→ DATA FOR ANALYSIS:
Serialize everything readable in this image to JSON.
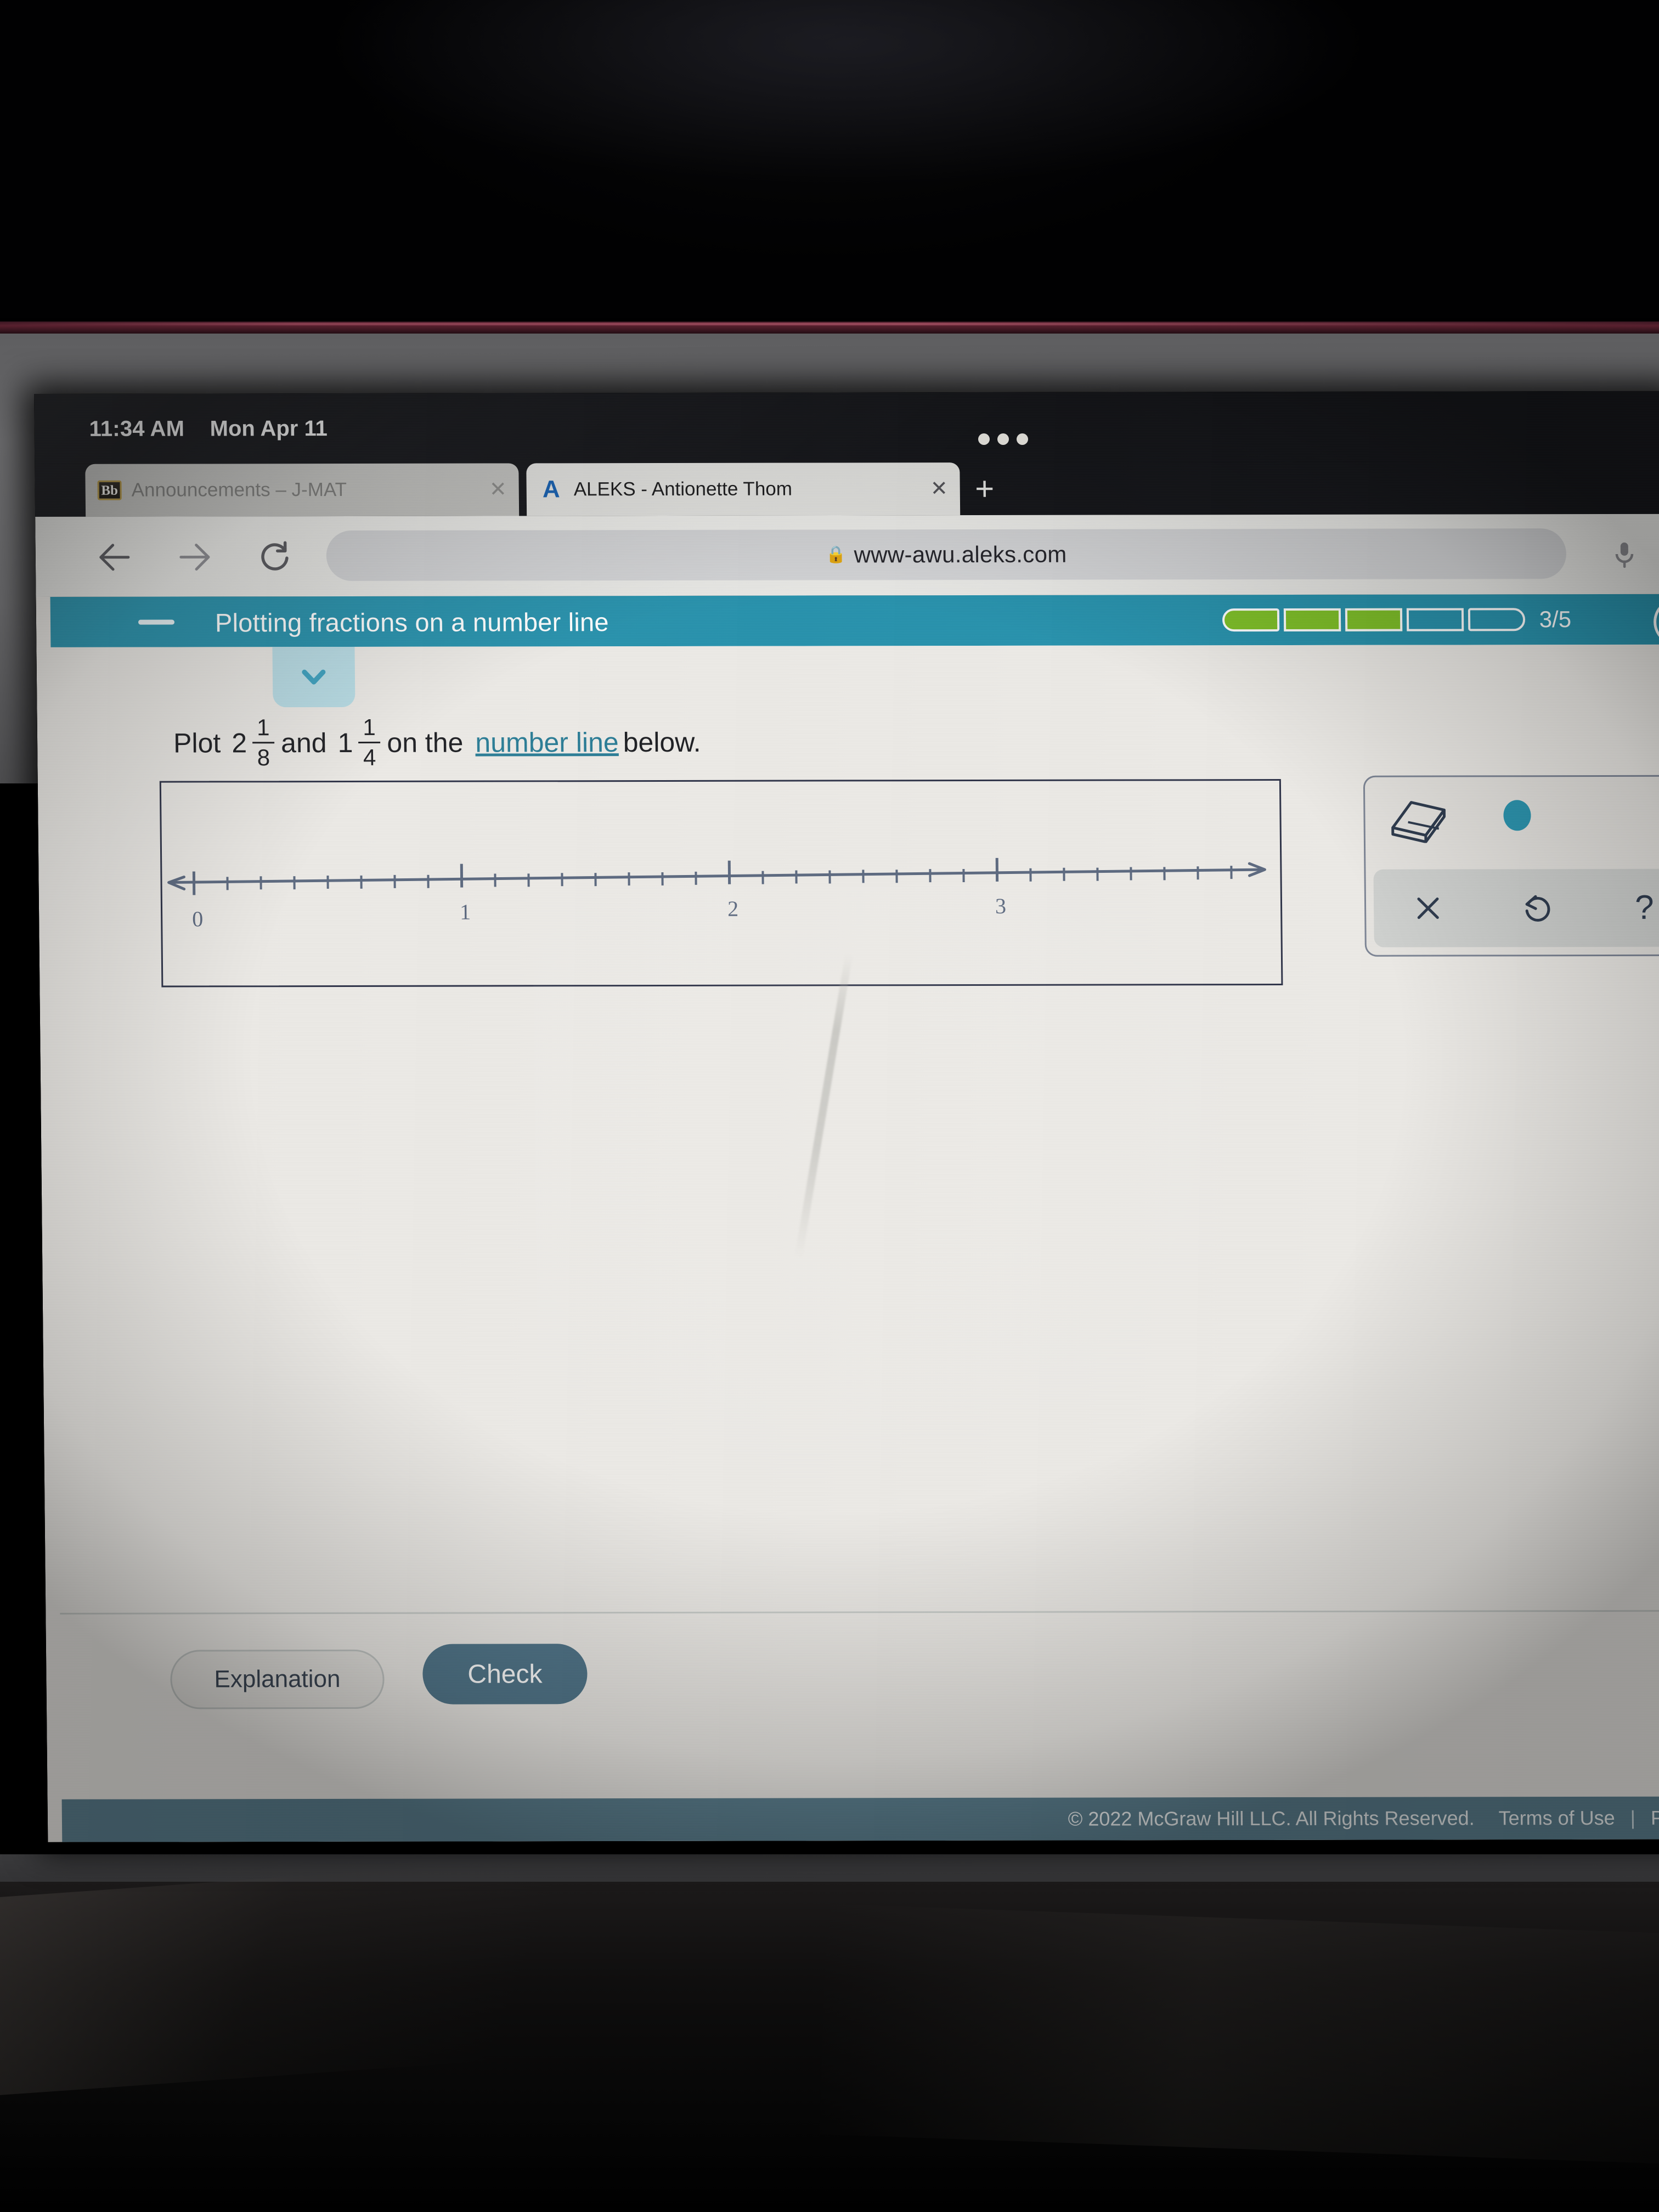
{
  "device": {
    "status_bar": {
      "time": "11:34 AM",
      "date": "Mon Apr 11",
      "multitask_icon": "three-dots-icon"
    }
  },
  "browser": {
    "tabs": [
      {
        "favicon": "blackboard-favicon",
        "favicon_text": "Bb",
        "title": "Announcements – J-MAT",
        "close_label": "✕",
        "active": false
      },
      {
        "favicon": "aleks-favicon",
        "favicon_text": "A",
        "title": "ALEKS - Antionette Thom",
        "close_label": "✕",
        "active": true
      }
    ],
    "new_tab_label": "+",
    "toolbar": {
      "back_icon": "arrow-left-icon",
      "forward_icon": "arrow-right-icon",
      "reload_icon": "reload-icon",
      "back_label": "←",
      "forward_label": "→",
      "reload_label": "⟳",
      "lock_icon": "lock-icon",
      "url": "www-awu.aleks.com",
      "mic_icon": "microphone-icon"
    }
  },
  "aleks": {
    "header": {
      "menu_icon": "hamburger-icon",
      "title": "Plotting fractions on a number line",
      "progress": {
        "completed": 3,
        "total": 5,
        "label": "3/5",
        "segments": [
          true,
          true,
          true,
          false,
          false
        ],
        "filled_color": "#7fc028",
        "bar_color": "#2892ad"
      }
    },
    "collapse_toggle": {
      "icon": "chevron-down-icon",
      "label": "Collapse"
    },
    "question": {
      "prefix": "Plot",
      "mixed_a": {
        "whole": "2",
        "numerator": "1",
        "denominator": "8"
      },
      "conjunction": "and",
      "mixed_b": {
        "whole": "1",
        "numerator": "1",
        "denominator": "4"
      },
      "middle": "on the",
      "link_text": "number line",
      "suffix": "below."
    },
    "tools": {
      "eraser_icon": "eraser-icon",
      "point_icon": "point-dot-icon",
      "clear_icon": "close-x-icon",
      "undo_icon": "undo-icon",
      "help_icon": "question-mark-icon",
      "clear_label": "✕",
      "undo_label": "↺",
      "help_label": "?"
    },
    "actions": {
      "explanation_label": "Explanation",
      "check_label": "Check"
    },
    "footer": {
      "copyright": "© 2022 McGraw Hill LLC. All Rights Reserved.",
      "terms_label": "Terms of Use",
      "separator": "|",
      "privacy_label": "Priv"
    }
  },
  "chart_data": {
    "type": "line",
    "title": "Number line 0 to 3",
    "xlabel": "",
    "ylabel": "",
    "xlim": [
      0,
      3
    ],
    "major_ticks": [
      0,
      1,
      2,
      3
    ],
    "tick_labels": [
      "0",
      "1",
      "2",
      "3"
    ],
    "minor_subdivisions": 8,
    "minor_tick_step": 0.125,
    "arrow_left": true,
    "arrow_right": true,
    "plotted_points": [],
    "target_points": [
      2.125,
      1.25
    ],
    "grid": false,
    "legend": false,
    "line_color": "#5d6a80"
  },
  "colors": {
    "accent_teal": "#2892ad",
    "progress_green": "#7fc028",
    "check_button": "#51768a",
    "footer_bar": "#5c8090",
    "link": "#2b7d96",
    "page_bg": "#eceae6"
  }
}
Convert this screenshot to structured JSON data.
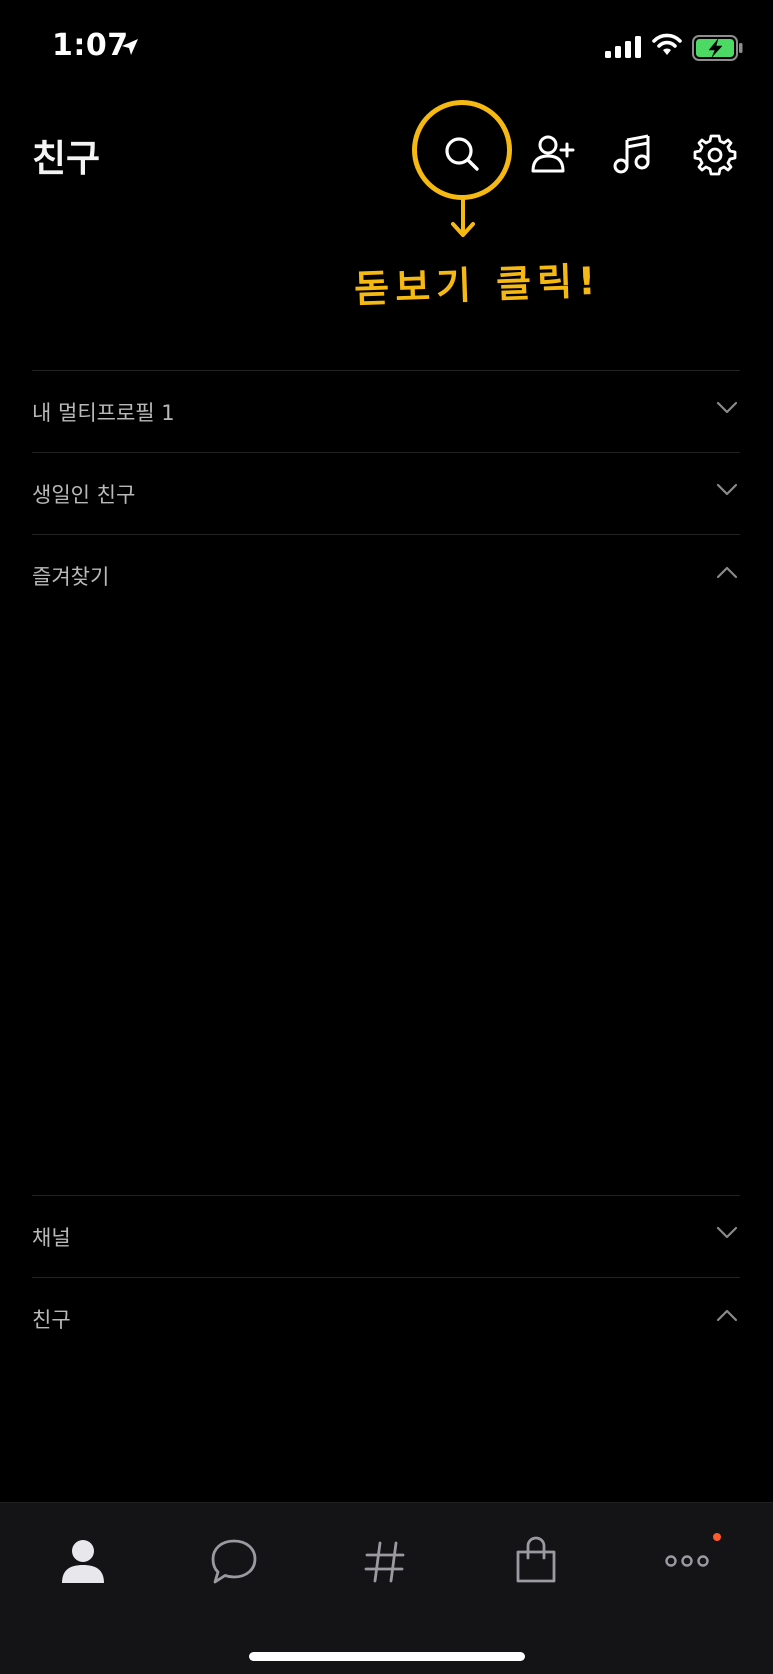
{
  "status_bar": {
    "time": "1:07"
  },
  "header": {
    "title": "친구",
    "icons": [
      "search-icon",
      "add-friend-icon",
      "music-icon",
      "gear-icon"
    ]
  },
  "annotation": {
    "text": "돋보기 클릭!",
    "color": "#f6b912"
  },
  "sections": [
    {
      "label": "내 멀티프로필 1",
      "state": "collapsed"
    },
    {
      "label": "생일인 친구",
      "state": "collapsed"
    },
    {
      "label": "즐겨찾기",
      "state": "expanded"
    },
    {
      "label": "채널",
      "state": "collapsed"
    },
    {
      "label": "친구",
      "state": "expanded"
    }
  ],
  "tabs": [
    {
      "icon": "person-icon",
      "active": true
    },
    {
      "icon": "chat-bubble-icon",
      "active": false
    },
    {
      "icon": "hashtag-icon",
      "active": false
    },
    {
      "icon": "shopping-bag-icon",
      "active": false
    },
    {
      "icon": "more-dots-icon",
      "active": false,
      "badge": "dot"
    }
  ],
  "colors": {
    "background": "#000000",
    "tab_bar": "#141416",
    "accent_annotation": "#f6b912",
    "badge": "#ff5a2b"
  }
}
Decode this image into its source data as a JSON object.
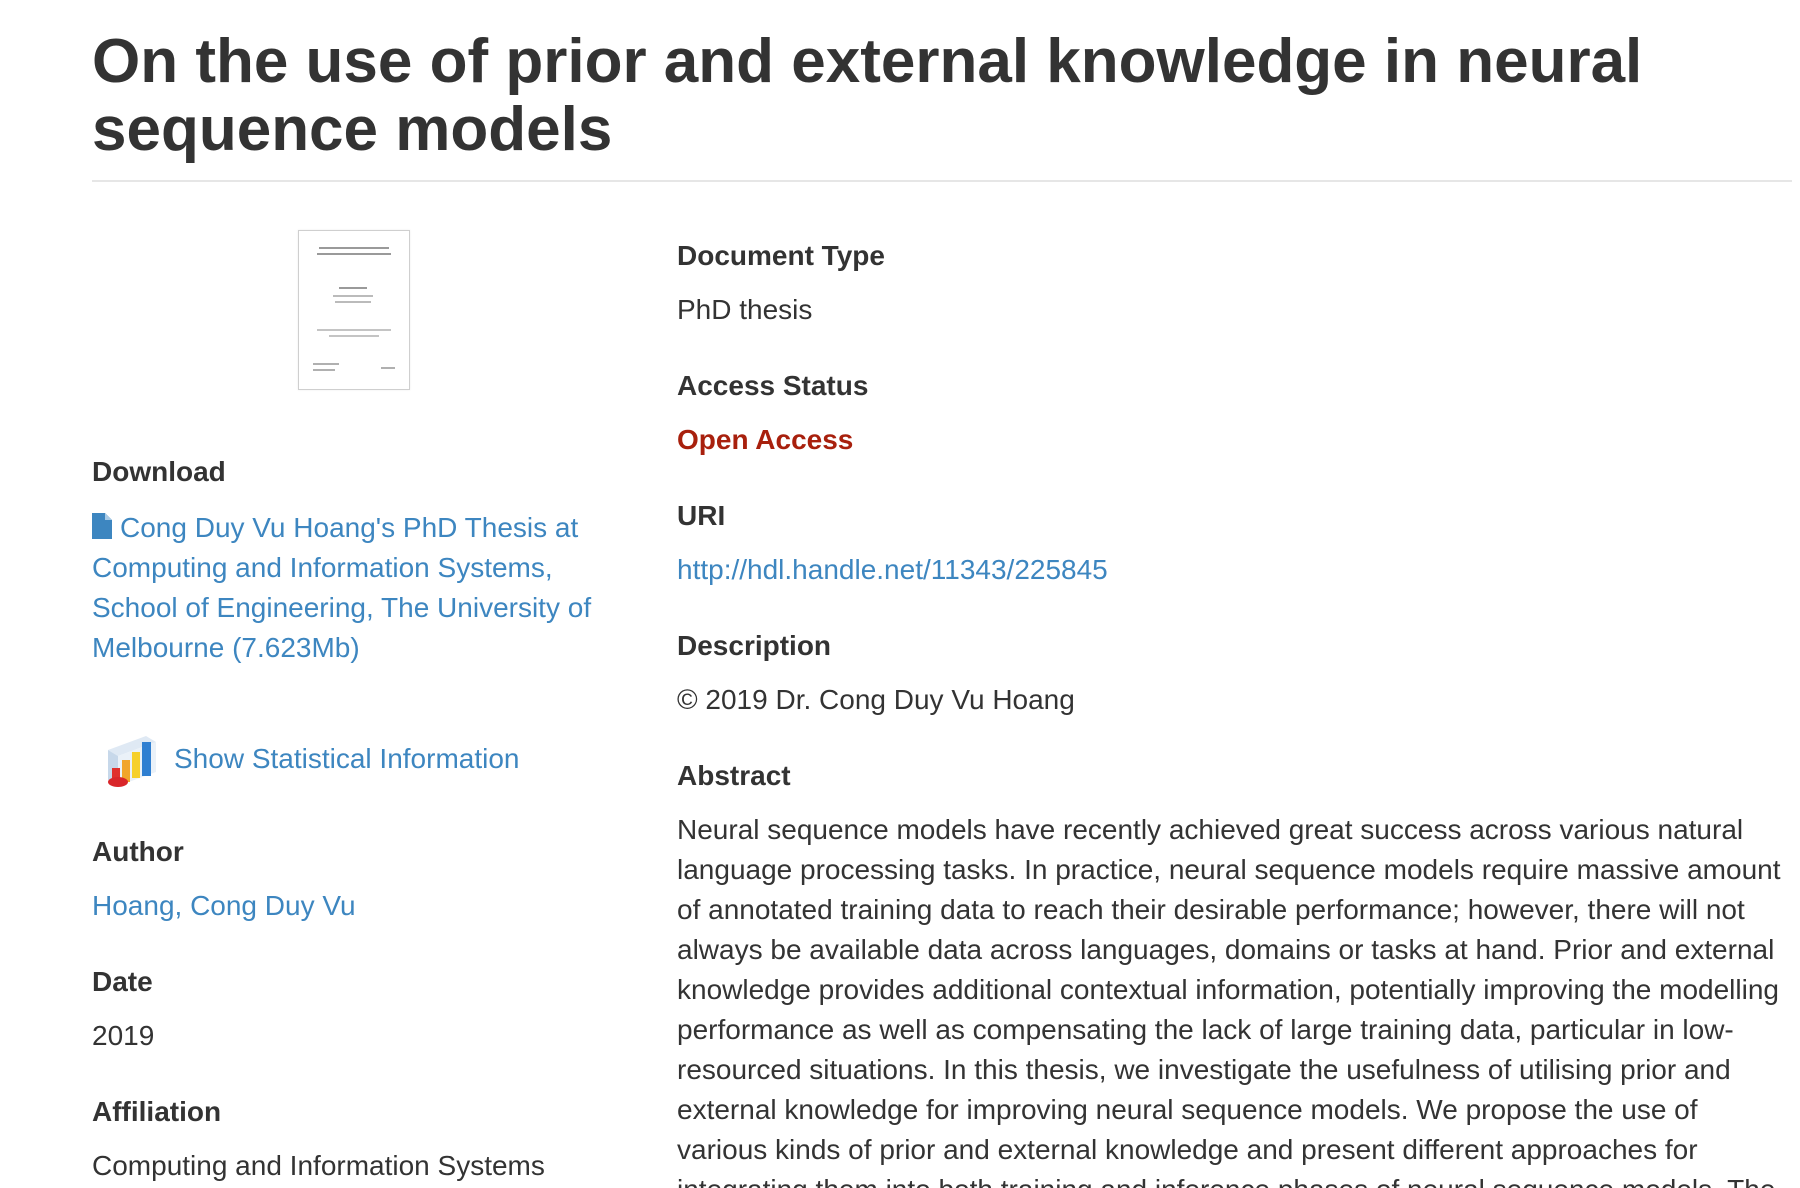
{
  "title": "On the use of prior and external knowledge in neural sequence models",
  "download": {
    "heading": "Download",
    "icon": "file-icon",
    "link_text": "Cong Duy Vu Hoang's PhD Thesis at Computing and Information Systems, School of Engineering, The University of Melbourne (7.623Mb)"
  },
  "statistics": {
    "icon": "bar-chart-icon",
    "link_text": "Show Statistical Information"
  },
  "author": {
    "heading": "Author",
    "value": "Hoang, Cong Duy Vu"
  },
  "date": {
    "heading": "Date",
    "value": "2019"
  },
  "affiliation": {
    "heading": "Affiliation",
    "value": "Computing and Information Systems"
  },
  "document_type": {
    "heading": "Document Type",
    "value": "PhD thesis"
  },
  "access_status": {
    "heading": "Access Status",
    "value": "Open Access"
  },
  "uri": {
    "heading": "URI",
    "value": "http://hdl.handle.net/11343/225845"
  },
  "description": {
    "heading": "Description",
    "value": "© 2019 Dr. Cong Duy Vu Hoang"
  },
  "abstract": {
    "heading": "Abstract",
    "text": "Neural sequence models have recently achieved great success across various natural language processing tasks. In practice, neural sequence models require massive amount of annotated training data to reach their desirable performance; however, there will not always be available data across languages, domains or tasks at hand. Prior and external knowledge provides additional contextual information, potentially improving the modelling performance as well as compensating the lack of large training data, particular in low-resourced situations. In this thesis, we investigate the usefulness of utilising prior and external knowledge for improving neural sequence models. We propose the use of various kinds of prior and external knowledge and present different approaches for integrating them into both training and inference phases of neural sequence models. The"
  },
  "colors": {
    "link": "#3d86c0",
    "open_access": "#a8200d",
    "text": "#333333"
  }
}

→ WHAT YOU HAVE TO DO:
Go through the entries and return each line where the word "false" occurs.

→ RESULT FOR THIS TASK:
        "active": false
          false,
          false
    "grid": false,
    "legend": false,
      "active": false
      "active": false
      "active": false
      "active": false,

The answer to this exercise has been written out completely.